| WHAT NEEDS TO BE DONE |
Filter task. Return each line of the material that holds the string "book".
PROVIDED INFORMATION section start
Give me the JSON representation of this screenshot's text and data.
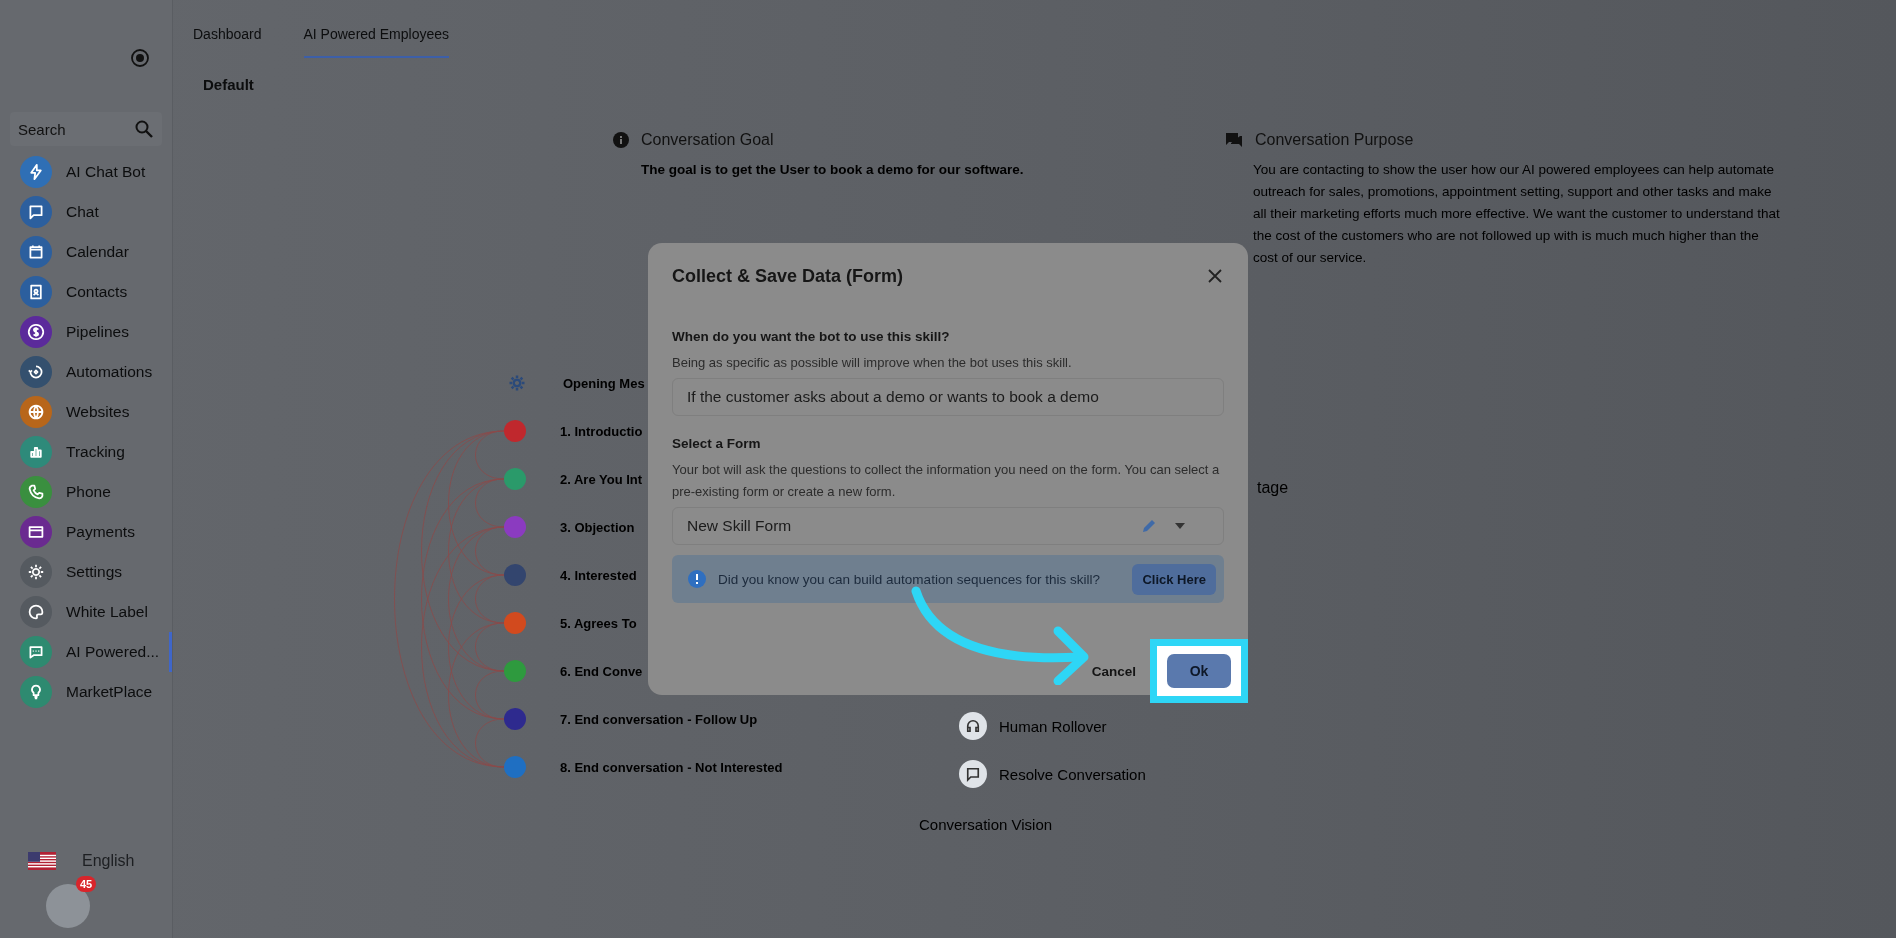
{
  "sidebar": {
    "search": {
      "placeholder": "Search"
    },
    "items": [
      {
        "label": "AI Chat Bot",
        "kind": "bolt",
        "color": "#2f6fb5",
        "selected": false
      },
      {
        "label": "Chat",
        "kind": "chat",
        "color": "#2c5f9e",
        "selected": false
      },
      {
        "label": "Calendar",
        "kind": "calendar",
        "color": "#2c5f9e",
        "selected": false
      },
      {
        "label": "Contacts",
        "kind": "contact",
        "color": "#2c5f9e",
        "selected": false
      },
      {
        "label": "Pipelines",
        "kind": "dollar",
        "color": "#5b2a9b",
        "selected": false
      },
      {
        "label": "Automations",
        "kind": "automation",
        "color": "#34506e",
        "selected": false
      },
      {
        "label": "Websites",
        "kind": "globe",
        "color": "#b8661a",
        "selected": false
      },
      {
        "label": "Tracking",
        "kind": "chart",
        "color": "#2e8a7a",
        "selected": false
      },
      {
        "label": "Phone",
        "kind": "phone",
        "color": "#3a8f3f",
        "selected": false
      },
      {
        "label": "Payments",
        "kind": "card",
        "color": "#6a2a90",
        "selected": false
      },
      {
        "label": "Settings",
        "kind": "gear",
        "color": "#555a60",
        "selected": false
      },
      {
        "label": "White Label",
        "kind": "palette",
        "color": "#555a60",
        "selected": false
      },
      {
        "label": "AI Powered...",
        "kind": "message",
        "color": "#2e8a70",
        "selected": true
      },
      {
        "label": "MarketPlace",
        "kind": "bulb",
        "color": "#2e8a70",
        "selected": false
      }
    ],
    "language": "English",
    "badge": "45"
  },
  "tabs": [
    {
      "label": "Dashboard",
      "selected": false
    },
    {
      "label": "AI Powered Employees",
      "selected": true
    }
  ],
  "sub_tab": "Default",
  "goal": {
    "title": "Conversation Goal",
    "text": "The goal is to get the User to book a demo for our software."
  },
  "purpose": {
    "title": "Conversation Purpose",
    "text": "You are contacting to show the user how our AI powered employees can help automate outreach for sales, promotions, appointment setting, support and other tasks and make all their marketing efforts much more effective. We want the customer to understand that the cost of the customers who are not followed up with is much much higher than the cost of our service."
  },
  "stages": {
    "header": "Opening Mes",
    "items": [
      {
        "label": "1. Introductio",
        "color": "#c0282d"
      },
      {
        "label": "2. Are You Int",
        "color": "#2a9a6a"
      },
      {
        "label": "3. Objection",
        "color": "#8b3bc0"
      },
      {
        "label": "4. Interested",
        "color": "#33456e"
      },
      {
        "label": "5. Agrees To",
        "color": "#d24a1e"
      },
      {
        "label": "6. End Conve",
        "color": "#2e9a3e"
      },
      {
        "label": "7. End conversation - Follow Up",
        "color": "#2e2a8e"
      },
      {
        "label": "8. End conversation - Not Interested",
        "color": "#1f6fc2"
      }
    ]
  },
  "stage_label": "tage",
  "actions": [
    {
      "label": "Human Rollover",
      "kind": "headset"
    },
    {
      "label": "Resolve Conversation",
      "kind": "chat"
    }
  ],
  "vision_title": "Conversation Vision",
  "dialog": {
    "title": "Collect & Save Data (Form)",
    "question": "When do you want the bot to use this skill?",
    "question_hint": "Being as specific as possible will improve when the bot uses this skill.",
    "answer": "If the customer asks about a demo or wants to book a demo",
    "form_label": "Select a Form",
    "form_hint": "Your bot will ask the questions to collect the information you need on the form. You can select a pre-existing form or create a new form.",
    "form_value": "New Skill Form",
    "info": "Did you know you can build automation sequences for this skill?",
    "info_button": "Click Here",
    "cancel": "Cancel",
    "ok": "Ok"
  }
}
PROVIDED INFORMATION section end
| SOLUTION |
    "text": "The goal is to get the User to book a demo for our software."
    "answer": "If the customer asks about a demo or wants to book a demo",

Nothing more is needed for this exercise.